Snow in New York

There could be no mercy, were there nothing to forgive. This is why Confession precedes Absolution. I’m sure the pope knows this — for he has said as much in his new book, The Name of God is Mercy, a conversation with the liberal Vaticanista, Andrea Tornielli. And it shouldn’t be necessary to point it out, to anyone who has been exposed to Catholic teaching, and/or logic. But it is lost on some.

Plenty of sound Catholic teaching to be found, between the lines of this new book. I have not read it through, but in what I perused, I found nothing to disagree with strongly. Questions of emphasis arise, but these will always do in a religion that cannot be reduced to a single tweet, or curt either/or, though it has inspired thousands of millions of them. You see, God is simpler than a tweet, but also infinitely larger.
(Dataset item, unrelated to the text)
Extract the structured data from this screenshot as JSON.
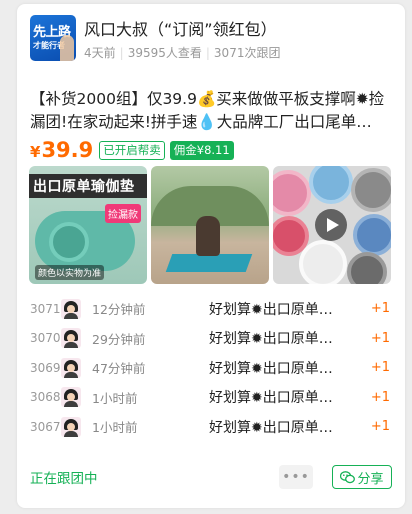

People read tweets and do not read books: this is a problem I am perhaps not the first to call to gentle reader’s attention. Moreover, I cannot think of a tweet that will make them change their ways. I have just, for instance, read a review of the pope’s new book in a “nice” liberal organ, that could be reduced to, “the pope is wagging his finger at people who wag their fingers,” and thinks this all for the best. The writer seems blissfully unaware that she spends the whole review wagging her finger — albeit in harmony with the pope’s finger. I think they are wagging at people like me, and as it were, goading us to wag right back. Then we can be got for wagging our fingers at the pope.

John Podhoretz, incidentally not a Catholic, is a masterful tweeter. I spent nearly half an hour, yesterday morning — “time I will never have back,” as they say — reading nearly a hundred of his tweets, as they were being generated, sometimes a little faster than I could read them. He had put his neck out, as he loves to do, criticizing the Mayor, for telling the wusses of New York to stay in from the snow. Podhoretz is very tired of these Nanny State pronouncements, to people of small if rapid brain. (So am I.) In the time, he very wittily deflected dozens upon dozens of insults directed at him. I read them because they were so amusing; but regret that such a clever man is wasting his time on fools. (For he can also write very witty essays.)
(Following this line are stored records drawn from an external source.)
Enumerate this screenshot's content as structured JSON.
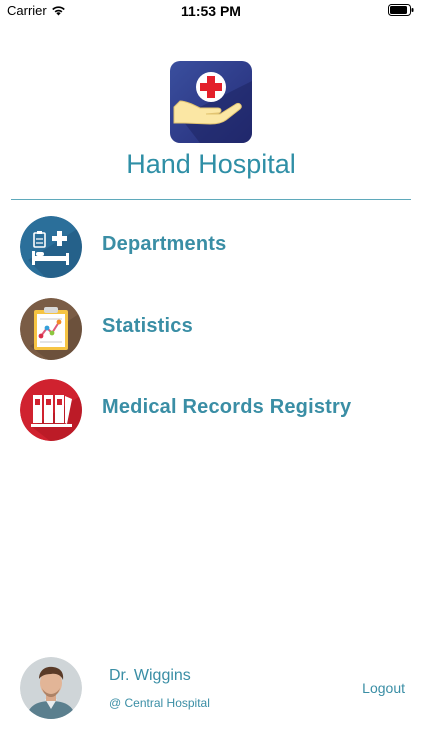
{
  "status_bar": {
    "carrier": "Carrier",
    "time": "11:53 PM",
    "wifi_icon": "wifi-icon",
    "battery_icon": "battery-icon"
  },
  "app": {
    "title": "Hand Hospital",
    "logo_icon": "hand-hospital-logo-icon",
    "title_color": "#2f8fa6"
  },
  "menu": {
    "items": [
      {
        "label": "Departments",
        "icon": "hospital-bed-icon",
        "color": "#2b6f9a"
      },
      {
        "label": "Statistics",
        "icon": "clipboard-chart-icon",
        "color": "#7a5c45"
      },
      {
        "label": "Medical Records Registry",
        "icon": "binders-icon",
        "color": "#d0222f"
      }
    ]
  },
  "profile": {
    "name": "Dr. Wiggins",
    "hospital": "@ Central Hospital",
    "avatar_icon": "doctor-avatar",
    "logout_label": "Logout"
  }
}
Perhaps we might call it “the culture of New York.” Or even more grandly, “the culture of cities,” which by their nature reward quick thinking, but tend to neglect the profound. Indeed, at a dinner, recently, my hostess expressed her shock at the decision of a younger couple, also at table, to move out of the inner city entirely, to a rather distant small town, in the hope of raising their children properly.
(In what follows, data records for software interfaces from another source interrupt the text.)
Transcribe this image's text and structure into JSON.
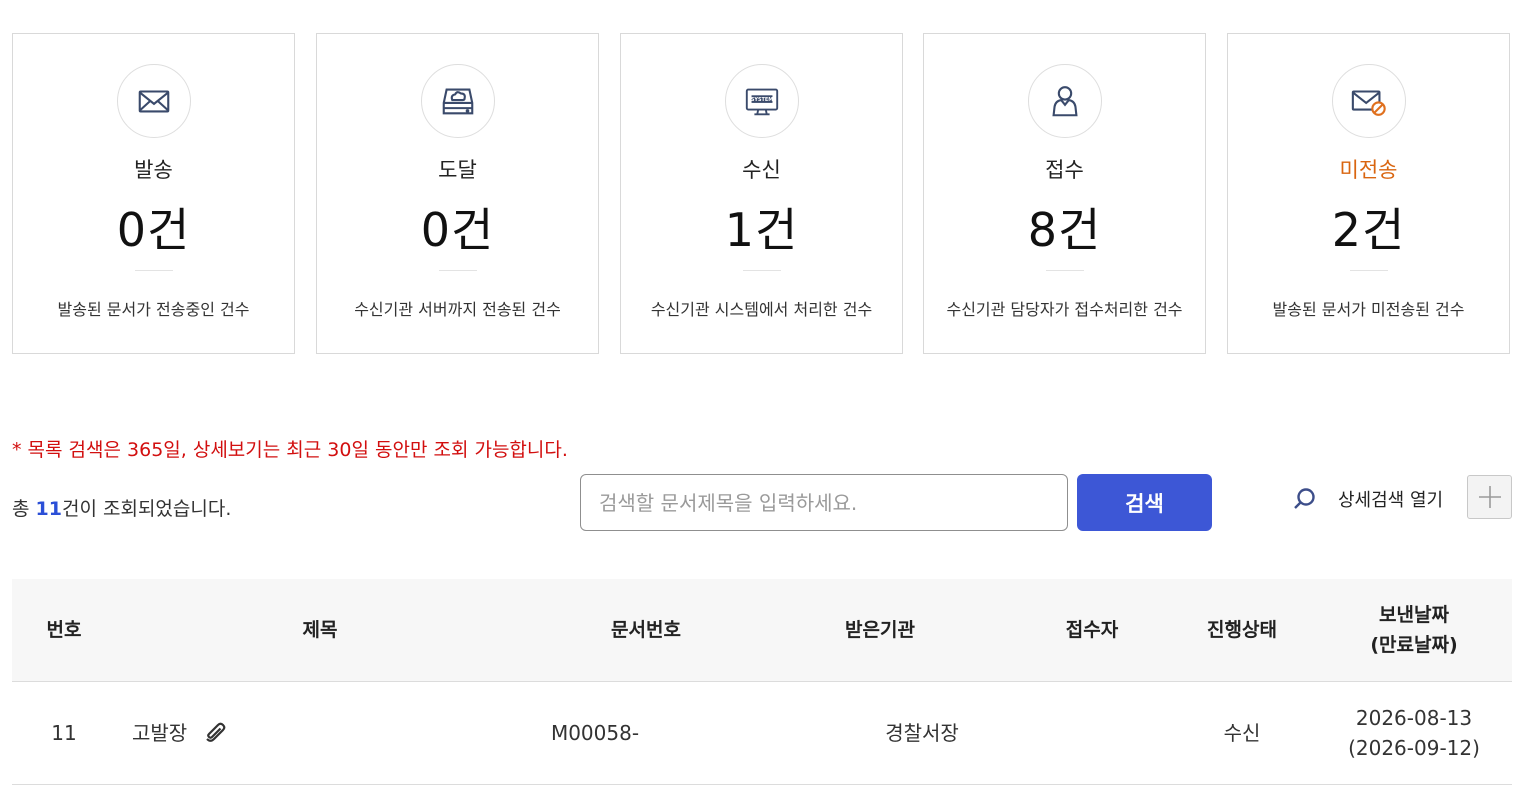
{
  "cards": [
    {
      "title": "발송",
      "count": "0건",
      "desc": "발송된 문서가 전송중인 건수",
      "icon": "envelope-icon"
    },
    {
      "title": "도달",
      "count": "0건",
      "desc": "수신기관 서버까지 전송된 건수",
      "icon": "server-cloud-icon"
    },
    {
      "title": "수신",
      "count": "1건",
      "desc": "수신기관 시스템에서 처리한 건수",
      "icon": "system-monitor-icon",
      "icon_text": "SYSTEM"
    },
    {
      "title": "접수",
      "count": "8건",
      "desc": "수신기관 담당자가 접수처리한 건수",
      "icon": "person-icon"
    },
    {
      "title": "미전송",
      "count": "2건",
      "desc": "발송된 문서가 미전송된 건수",
      "icon": "envelope-blocked-icon"
    }
  ],
  "notice": "* 목록 검색은 365일, 상세보기는 최근 30일 동안만 조회 가능합니다.",
  "total": {
    "prefix": "총 ",
    "count": "11",
    "suffix": "건이 조회되었습니다."
  },
  "search": {
    "placeholder": "검색할 문서제목을 입력하세요.",
    "button": "검색",
    "advanced_label": "상세검색 열기"
  },
  "table": {
    "headers": {
      "no": "번호",
      "title": "제목",
      "doc_no": "문서번호",
      "recipient": "받은기관",
      "receiver": "접수자",
      "status": "진행상태",
      "date_line1": "보낸날짜",
      "date_line2": "(만료날짜)"
    },
    "rows": [
      {
        "no": "11",
        "title": "고발장",
        "doc_no": "M00058-",
        "recipient": "경찰서장",
        "receiver": "",
        "status": "수신",
        "sent": "2026-08-13",
        "expire": "(2026-09-12)"
      }
    ]
  },
  "colors": {
    "accent": "#3d57d6",
    "warning": "#d9650f",
    "notice": "#d20f0f",
    "icon": "#3a4a6b"
  }
}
“But they will grow up as dolts!” she expostulated.

Then apologized, saying, that while she granted rural people the right to life (she is very conservative by city standards), they are slow and, you know, rather drooling. You should see how they drive in the city, she added. I dragged my own knuckles into the debate, in defence of slowness and drool.

And, I insisted, consecutive reasoning. I am a great fan of the linear, and of thinking “inside the box” of custom. Also, I advocate lip-reading to my students, to enjoy the aesthetic dimension of those works intended as “literature.” Country people would know what I mean.